The province's Senate appointees are former Olympic skier Nancy Greene Raine; Richard Neufeld, minister of energy, mines and petroleum in the Liberal provincial government; and Korean-Canadian community activist Yonah Martin.
And while the three B.C. appointments run the gamut with their public profiles, like the other 15 appointees, they are all considered to be supporters of the federal Conservative party.
Greene Raine won gold and silver medals in alpine skiing at the 1968 Grenoble Olympics and overall World Cup titles in 1967 and 1968. Her total of 14 World Cup victories, including the Olympics, remains a Canadian record.

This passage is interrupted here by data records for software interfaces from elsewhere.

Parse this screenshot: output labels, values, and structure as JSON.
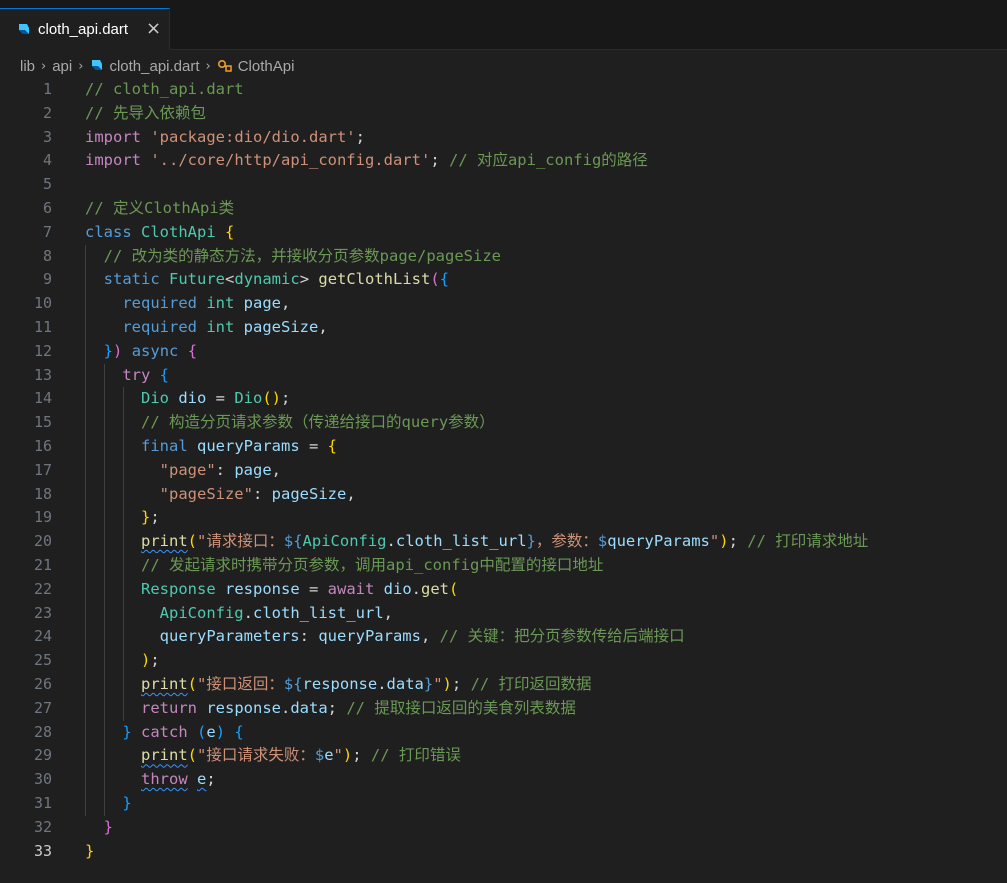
{
  "tab": {
    "label": "cloth_api.dart",
    "close": "×"
  },
  "breadcrumb": {
    "items": [
      "lib",
      "api",
      "cloth_api.dart",
      "ClothApi"
    ]
  },
  "editor": {
    "active_line": 33,
    "lines": [
      {
        "n": "1",
        "tokens": [
          [
            "// cloth_api.dart",
            "c"
          ]
        ]
      },
      {
        "n": "2",
        "tokens": [
          [
            "// 先导入依赖包",
            "c"
          ]
        ]
      },
      {
        "n": "3",
        "tokens": [
          [
            "import",
            "k2"
          ],
          [
            " ",
            "p"
          ],
          [
            "'package:dio/dio.dart'",
            "s"
          ],
          [
            ";",
            "p"
          ]
        ]
      },
      {
        "n": "4",
        "tokens": [
          [
            "import",
            "k2"
          ],
          [
            " ",
            "p"
          ],
          [
            "'../core/http/api_config.dart'",
            "s"
          ],
          [
            "; ",
            "p"
          ],
          [
            "// 对应api_config的路径",
            "c"
          ]
        ]
      },
      {
        "n": "5",
        "tokens": []
      },
      {
        "n": "6",
        "tokens": [
          [
            "// 定义ClothApi类",
            "c"
          ]
        ]
      },
      {
        "n": "7",
        "tokens": [
          [
            "class",
            "k"
          ],
          [
            " ",
            "p"
          ],
          [
            "ClothApi",
            "t"
          ],
          [
            " ",
            "p"
          ],
          [
            "{",
            "b1"
          ]
        ]
      },
      {
        "n": "8",
        "tokens": [
          [
            "  ",
            "p"
          ],
          [
            "// 改为类的静态方法，并接收分页参数page/pageSize",
            "c"
          ]
        ]
      },
      {
        "n": "9",
        "tokens": [
          [
            "  ",
            "p"
          ],
          [
            "static",
            "k"
          ],
          [
            " ",
            "p"
          ],
          [
            "Future",
            "t"
          ],
          [
            "<",
            "p"
          ],
          [
            "dynamic",
            "t"
          ],
          [
            "> ",
            "p"
          ],
          [
            "getClothList",
            "f"
          ],
          [
            "(",
            "b2"
          ],
          [
            "{",
            "b3"
          ]
        ]
      },
      {
        "n": "10",
        "tokens": [
          [
            "    ",
            "p"
          ],
          [
            "required",
            "k"
          ],
          [
            " ",
            "p"
          ],
          [
            "int",
            "t"
          ],
          [
            " ",
            "p"
          ],
          [
            "page",
            "v"
          ],
          [
            ",",
            "p"
          ]
        ]
      },
      {
        "n": "11",
        "tokens": [
          [
            "    ",
            "p"
          ],
          [
            "required",
            "k"
          ],
          [
            " ",
            "p"
          ],
          [
            "int",
            "t"
          ],
          [
            " ",
            "p"
          ],
          [
            "pageSize",
            "v"
          ],
          [
            ",",
            "p"
          ]
        ]
      },
      {
        "n": "12",
        "tokens": [
          [
            "  ",
            "p"
          ],
          [
            "}",
            "b3"
          ],
          [
            ")",
            "b2"
          ],
          [
            " ",
            "p"
          ],
          [
            "async",
            "k"
          ],
          [
            " ",
            "p"
          ],
          [
            "{",
            "b2"
          ]
        ]
      },
      {
        "n": "13",
        "tokens": [
          [
            "    ",
            "p"
          ],
          [
            "try",
            "k2"
          ],
          [
            " ",
            "p"
          ],
          [
            "{",
            "b3"
          ]
        ]
      },
      {
        "n": "14",
        "tokens": [
          [
            "      ",
            "p"
          ],
          [
            "Dio",
            "t"
          ],
          [
            " ",
            "p"
          ],
          [
            "dio",
            "v"
          ],
          [
            " = ",
            "p"
          ],
          [
            "Dio",
            "t"
          ],
          [
            "()",
            "b1"
          ],
          [
            ";",
            "p"
          ]
        ]
      },
      {
        "n": "15",
        "tokens": [
          [
            "      ",
            "p"
          ],
          [
            "// 构造分页请求参数（传递给接口的query参数）",
            "c"
          ]
        ]
      },
      {
        "n": "16",
        "tokens": [
          [
            "      ",
            "p"
          ],
          [
            "final",
            "k"
          ],
          [
            " ",
            "p"
          ],
          [
            "queryParams",
            "v"
          ],
          [
            " = ",
            "p"
          ],
          [
            "{",
            "b1"
          ]
        ]
      },
      {
        "n": "17",
        "tokens": [
          [
            "        ",
            "p"
          ],
          [
            "\"page\"",
            "s"
          ],
          [
            ": ",
            "p"
          ],
          [
            "page",
            "v"
          ],
          [
            ",",
            "p"
          ]
        ]
      },
      {
        "n": "18",
        "tokens": [
          [
            "        ",
            "p"
          ],
          [
            "\"pageSize\"",
            "s"
          ],
          [
            ": ",
            "p"
          ],
          [
            "pageSize",
            "v"
          ],
          [
            ",",
            "p"
          ]
        ]
      },
      {
        "n": "19",
        "tokens": [
          [
            "      ",
            "p"
          ],
          [
            "}",
            "b1"
          ],
          [
            ";",
            "p"
          ]
        ]
      },
      {
        "n": "20",
        "tokens": [
          [
            "      ",
            "p"
          ],
          [
            "print",
            "fsq"
          ],
          [
            "(",
            "b1"
          ],
          [
            "\"请求接口：",
            "s"
          ],
          [
            "${",
            "k"
          ],
          [
            "ApiConfig",
            "t"
          ],
          [
            ".",
            "p"
          ],
          [
            "cloth_list_url",
            "v"
          ],
          [
            "}",
            "k"
          ],
          [
            "，参数：",
            "s"
          ],
          [
            "$",
            "k"
          ],
          [
            "queryParams",
            "v"
          ],
          [
            "\"",
            "s"
          ],
          [
            ")",
            "b1"
          ],
          [
            "; ",
            "p"
          ],
          [
            "// 打印请求地址",
            "c"
          ]
        ]
      },
      {
        "n": "21",
        "tokens": [
          [
            "      ",
            "p"
          ],
          [
            "// 发起请求时携带分页参数，调用api_config中配置的接口地址",
            "c"
          ]
        ]
      },
      {
        "n": "22",
        "tokens": [
          [
            "      ",
            "p"
          ],
          [
            "Response",
            "t"
          ],
          [
            " ",
            "p"
          ],
          [
            "response",
            "v"
          ],
          [
            " = ",
            "p"
          ],
          [
            "await",
            "k2"
          ],
          [
            " ",
            "p"
          ],
          [
            "dio",
            "v"
          ],
          [
            ".",
            "p"
          ],
          [
            "get",
            "f"
          ],
          [
            "(",
            "b1"
          ]
        ]
      },
      {
        "n": "23",
        "tokens": [
          [
            "        ",
            "p"
          ],
          [
            "ApiConfig",
            "t"
          ],
          [
            ".",
            "p"
          ],
          [
            "cloth_list_url",
            "v"
          ],
          [
            ",",
            "p"
          ]
        ]
      },
      {
        "n": "24",
        "tokens": [
          [
            "        ",
            "p"
          ],
          [
            "queryParameters",
            "v"
          ],
          [
            ": ",
            "p"
          ],
          [
            "queryParams",
            "v"
          ],
          [
            ", ",
            "p"
          ],
          [
            "// 关键：把分页参数传给后端接口",
            "c"
          ]
        ]
      },
      {
        "n": "25",
        "tokens": [
          [
            "      ",
            "p"
          ],
          [
            ")",
            "b1"
          ],
          [
            ";",
            "p"
          ]
        ]
      },
      {
        "n": "26",
        "tokens": [
          [
            "      ",
            "p"
          ],
          [
            "print",
            "fsq"
          ],
          [
            "(",
            "b1"
          ],
          [
            "\"接口返回：",
            "s"
          ],
          [
            "${",
            "k"
          ],
          [
            "response",
            "v"
          ],
          [
            ".",
            "p"
          ],
          [
            "data",
            "v"
          ],
          [
            "}",
            "k"
          ],
          [
            "\"",
            "s"
          ],
          [
            ")",
            "b1"
          ],
          [
            "; ",
            "p"
          ],
          [
            "// 打印返回数据",
            "c"
          ]
        ]
      },
      {
        "n": "27",
        "tokens": [
          [
            "      ",
            "p"
          ],
          [
            "return",
            "k2"
          ],
          [
            " ",
            "p"
          ],
          [
            "response",
            "v"
          ],
          [
            ".",
            "p"
          ],
          [
            "data",
            "v"
          ],
          [
            "; ",
            "p"
          ],
          [
            "// 提取接口返回的美食列表数据",
            "c"
          ]
        ]
      },
      {
        "n": "28",
        "tokens": [
          [
            "    ",
            "p"
          ],
          [
            "}",
            "b3"
          ],
          [
            " ",
            "p"
          ],
          [
            "catch",
            "k2"
          ],
          [
            " ",
            "p"
          ],
          [
            "(",
            "b3"
          ],
          [
            "e",
            "v"
          ],
          [
            ")",
            "b3"
          ],
          [
            " ",
            "p"
          ],
          [
            "{",
            "b3"
          ]
        ]
      },
      {
        "n": "29",
        "tokens": [
          [
            "      ",
            "p"
          ],
          [
            "print",
            "fsq"
          ],
          [
            "(",
            "b1"
          ],
          [
            "\"接口请求失败：",
            "s"
          ],
          [
            "$",
            "k"
          ],
          [
            "e",
            "v"
          ],
          [
            "\"",
            "s"
          ],
          [
            ")",
            "b1"
          ],
          [
            "; ",
            "p"
          ],
          [
            "// 打印错误",
            "c"
          ]
        ]
      },
      {
        "n": "30",
        "tokens": [
          [
            "      ",
            "p"
          ],
          [
            "throw",
            "k2sq"
          ],
          [
            " ",
            "p"
          ],
          [
            "e",
            "vsq"
          ],
          [
            ";",
            "p"
          ]
        ]
      },
      {
        "n": "31",
        "tokens": [
          [
            "    ",
            "p"
          ],
          [
            "}",
            "b3"
          ]
        ]
      },
      {
        "n": "32",
        "tokens": [
          [
            "  ",
            "p"
          ],
          [
            "}",
            "b2"
          ]
        ]
      },
      {
        "n": "33",
        "tokens": [
          [
            "}",
            "b1"
          ]
        ]
      }
    ]
  },
  "colors": {
    "background": "#1f1f1f",
    "accent": "#0078d4"
  }
}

She went on to play a key role in the development of the Whistler/Blackcomb ski resort before moving to work as director of skiing at the Sun Peaks Resort near Kamloops and later becoming chancellor of the nearby Thompson Rivers University.
Richard Neufeld has been B.C.'s minister of energy, mines and petroleum since 2001. He was first elected to represent the riding of Peace River North in 1991.
Neufeld also served on the town council of Fort Nelson, including five years as mayor. He is expected to resign his seat in the legislature when he is sworn in as a senator in January.
Yonah Martin is a Coquitlam schoolteacher who has been active in the Korean-Canadian community. She served on the Multicultural Advisory Council of B.C. and ran as a Conservative candidate in the constituency of New Westminster-Coquitlam in the last election, but lost by 1,500 votes to NDP incumbent Dawn Black.
About-face for PM
Harper's appointments marks a significant departure from his long-held position that Senate members should be elected. The prime minister, again heading a minority government, said he filled the vacancies to prevent a potential Liberal-NDP coalition from getting the opportunity.
He had held off filling the 18 vacancies in hopes of reforming the Senate to make sure members are elected, but he has been unable to pass any legislation to that effect.
The appointments give the Conservatives more clout in the Liberal-dominated upper chamber, but they are still short of controlling the un-elected body. There are now 58 senators with ties to the Liberal party, compared with 38 Conservative loyalists.
The appointees will receive a $134,000 annual salary, indexed to inflation until they retire or reach age 75, followed by a comfortable pension, also indexed to inflation.